Christine Rizzo Gåsström M.S. LAc. C.H.

Acupuncture and Chinese Herbal Medicine

Locations:Saybrook, CT
Contact:
Call 860-961-5560
christinerizzogasstrom@gmail.com

About Chinese Medicine

Traditional Chinese Medicine, Eight Principles and Five Elements

Traditional Chinese Medicine (TCM) was given its name during the Cultural Revolution by the Chinese government in the 1950s. TCM is characterized by a somewhat materialist approach to diagnosis and treatment. This approach has strong ties to the western linier model of healthcare making it a very useful for integrating eastern and western medicine.

Prior to the Cultural Revolution, a practice of Chinese medicine was identified by the family lineage from which it sprang and the school of thought that outlined a foundation for diagnosis and treatment. Over thousands of years several schools formed and from these schools the classical texts of Chinese medicine emerged. During the Cultural Revolution many scholars from various lineages went into hiding or died. To this day practitioners are still piecing together the wisdom of the classics by retracing the steps and translating classical texts. Chinese medicine here in the west is in a constant state of deepening. Armed with the foundational principles of Chinese philosophy, medicine and cosmology, practitioners in the west reach ever deeper for what seems like endless subtlety and refinement of understanding.
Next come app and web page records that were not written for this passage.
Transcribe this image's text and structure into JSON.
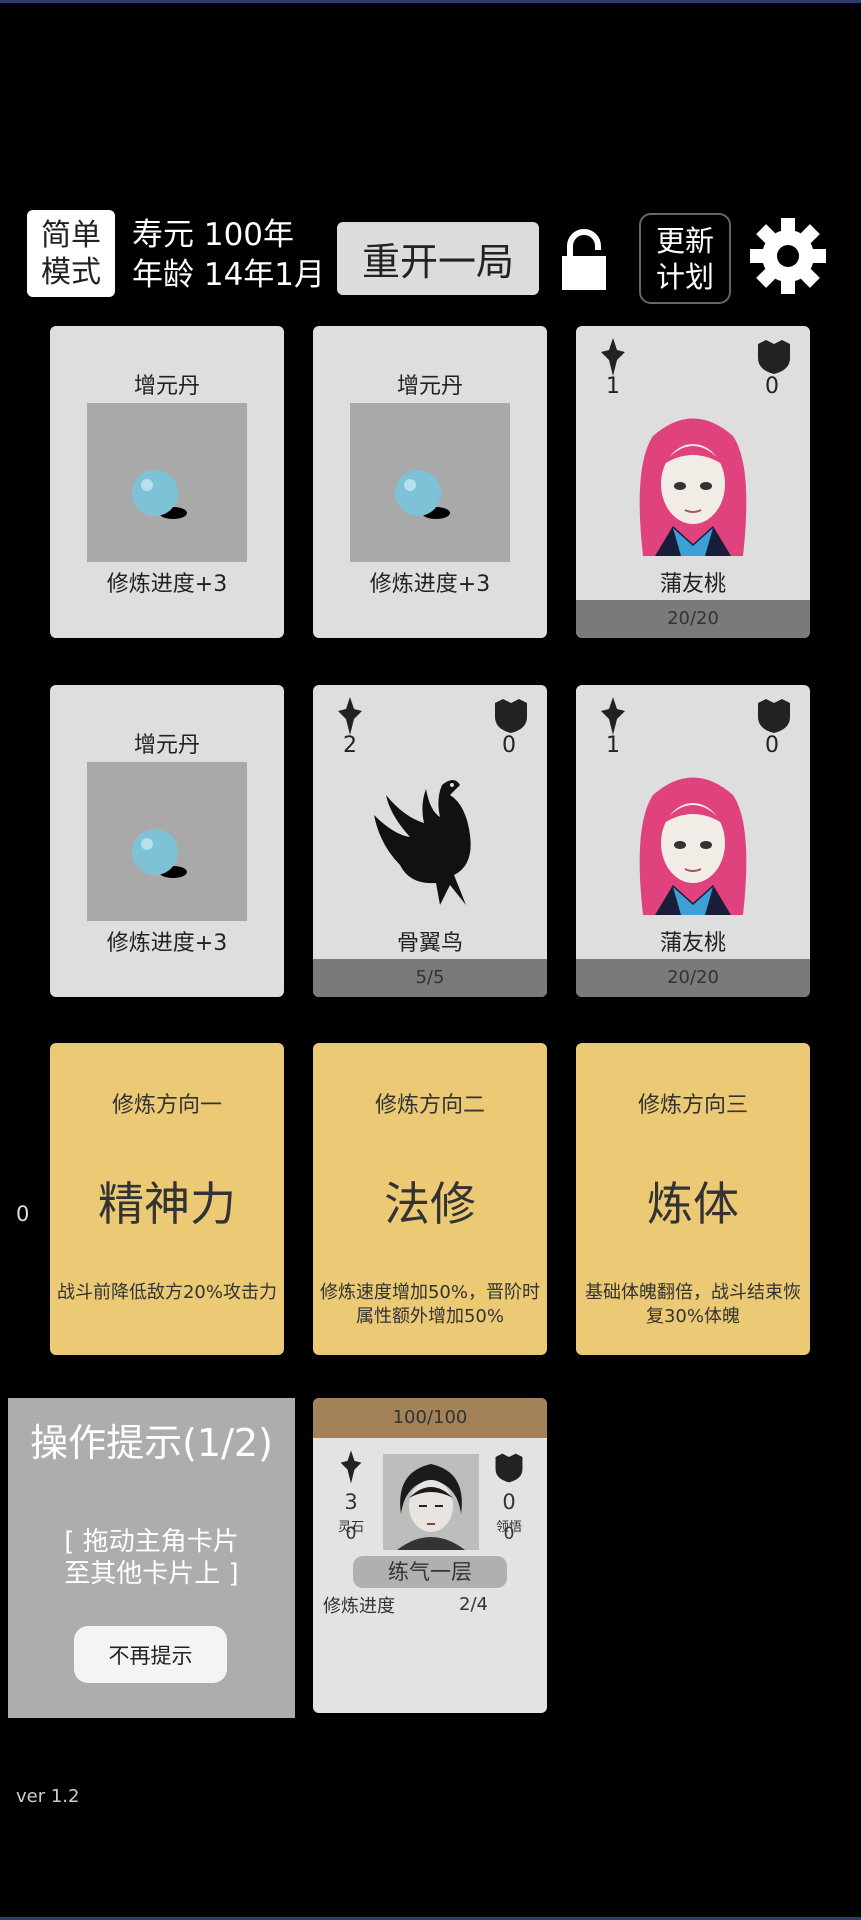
{
  "header": {
    "mode_line1": "简单",
    "mode_line2": "模式",
    "lifespan": "寿元 100年",
    "age": "年龄 14年1月",
    "restart_label": "重开一局",
    "plan_line1": "更新",
    "plan_line2": "计划"
  },
  "cards": [
    {
      "kind": "pill",
      "title": "增元丹",
      "desc": "修炼进度+3"
    },
    {
      "kind": "pill",
      "title": "增元丹",
      "desc": "修炼进度+3"
    },
    {
      "kind": "enemy",
      "attack": "1",
      "defense": "0",
      "name": "蒲友桃",
      "hp": "20/20",
      "portrait": "pink-hair-girl"
    },
    {
      "kind": "pill",
      "title": "增元丹",
      "desc": "修炼进度+3"
    },
    {
      "kind": "enemy",
      "attack": "2",
      "defense": "0",
      "name": "骨翼鸟",
      "hp": "5/5",
      "portrait": "black-bird"
    },
    {
      "kind": "enemy",
      "attack": "1",
      "defense": "0",
      "name": "蒲友桃",
      "hp": "20/20",
      "portrait": "pink-hair-girl"
    }
  ],
  "directions": [
    {
      "title": "修炼方向一",
      "name": "精神力",
      "desc": "战斗前降低敌方20%攻击力"
    },
    {
      "title": "修炼方向二",
      "name": "法修",
      "desc": "修炼速度增加50%，晋阶时属性额外增加50%"
    },
    {
      "title": "修炼方向三",
      "name": "炼体",
      "desc": "基础体魄翻倍，战斗结束恢复30%体魄"
    }
  ],
  "side_counter": "0",
  "hint": {
    "title": "操作提示(1/2)",
    "line1": "[ 拖动主角卡片",
    "line2": "至其他卡片上 ]",
    "dismiss_label": "不再提示"
  },
  "hero": {
    "hp": "100/100",
    "attack": "3",
    "attack_label": "灵石",
    "attack_sub": "0",
    "defense": "0",
    "defense_label": "领悟",
    "defense_sub": "0",
    "realm": "练气一层",
    "progress_label": "修炼进度",
    "progress_value": "2/4"
  },
  "version": "ver 1.2",
  "colors": {
    "direction_card": "#ebc975",
    "hero_hp_bar": "#a3825a",
    "enemy_hp_bar": "#7a7a7a"
  }
}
The notion of the Eight Principles and the Five Elements are imbedded in the cosmology of early Chinese culture in its Taoist tradition. These concepts are used to inform and interpret all aspects of life from the subtle to the mundane and from the individual to the nation. It is only as the medicine and the culture expanded and attempted to conform to western linier models that the Five Element and Eight Principle systems became distinguished from one another. Fundamentally these two systems are naturally integrated and both are necessary for the clinical practice of Chinese medicine.

The fundamental difference between the Five Element and the Eight Principle approach is this. The Eight principle approach looks for what is out of balance, stagnated or obstructed while the Five Element approach looks for what is in balance for one's wholeness deep within and ever present. Both eyes are needed to see depth and restore health. In order to help with Chinese medicine the practitioner must have the eyes to see the disharmony while at the same time support and encourage that which is whole, healthy, in true within. Acupuncture and herbal medicine heal by suggesting a deep and subtle reminder to the body and being of its own healing potential and natural state of harmony and balance.

About Chinese Herbal Medicine

Chinese herbs have been used as medicine for more than 2500 years. The effectiveness of these medicinal substances has been documented in China and in other parts of Asia for centuries. Knowledge of the power of Chinese herbs was passed down through generations of herbal medicine scholars and finally transcribed into the texts that are still used today. The ancients classified more than 300 plants, minerals and animals into 18 categories based on the way they affect the body. These herbs are further classified by qualities such as the meridians affected, taste and temperature. Such distinctions remain at the foundation of Chinese herbal medicine theory and practice today. The prescription of Chinese herbal formulations is an art that draws on a strong foundation of Chinese natural philosophy, and Chinese medicine theory. These theories are ancient ways of understanding the microcosm of the body through the macrocosm of the natural world. The philosophy of Chinese medicine states, the dense (that with form such as blood, organs, and tissue) and the subtle (formless energy, breath, and qi) in all of existence, are intimately related and are constantly influencing one another. Thus, the use of Chinese herbal medicine is a way of restoring harmony by regulating the subtle and the dense energies of the body.

Several Ways to Receive Herbal Medicine

Traditionally, Chinese herbal formulas are prepared as soups or teas, and are considered food medicine. Chinese herbs are still available in what is called raw or loose form. That is, they are dried roots, leaves, rhizomes, minerals and seeds, which can be combined into unique formulas then brewed at home by the patient. Most westerners are not interested in taking herbs in this form for two reasons - it requires time-consuming preparation and because the resulting tea usually has an unfamiliar taste and smell. Today, herbs are prepared as tinctures, tablets, capsules and powders to accommodate the modern busy lifestyle of western culture. A tincture is an alcohol-based liquid concentrated formula. Tinctures and powders are especially useful because they can be easily combined, simulating the versatility of raw formulas. Herbs are also applied to the skin. When prepared for this use they are called balms, liniments and oils. These herbs powerfully relieve aches and pains, chest congestion, and skin infection and may be given for their subtle energetic effects on the mind and spirit as well. In whatever form they are provided, herbal formulas are designed using the principles of Chinese Medicine theory, and they hold an essential place as a primary component of treatment.

Quality and Safety of Herbs

I use the highest quality herbal products. Where possible I purchase organically grown herbs. The capsules, tablets, granules and tinctures are quality controlled and each batch is tested to ensure the absence of toxins. For more information on the safety and quality of the herbs I prescribe see the following web sites.

© 2017 Chrisine Rizzo Gåsström. All Rights Reserved.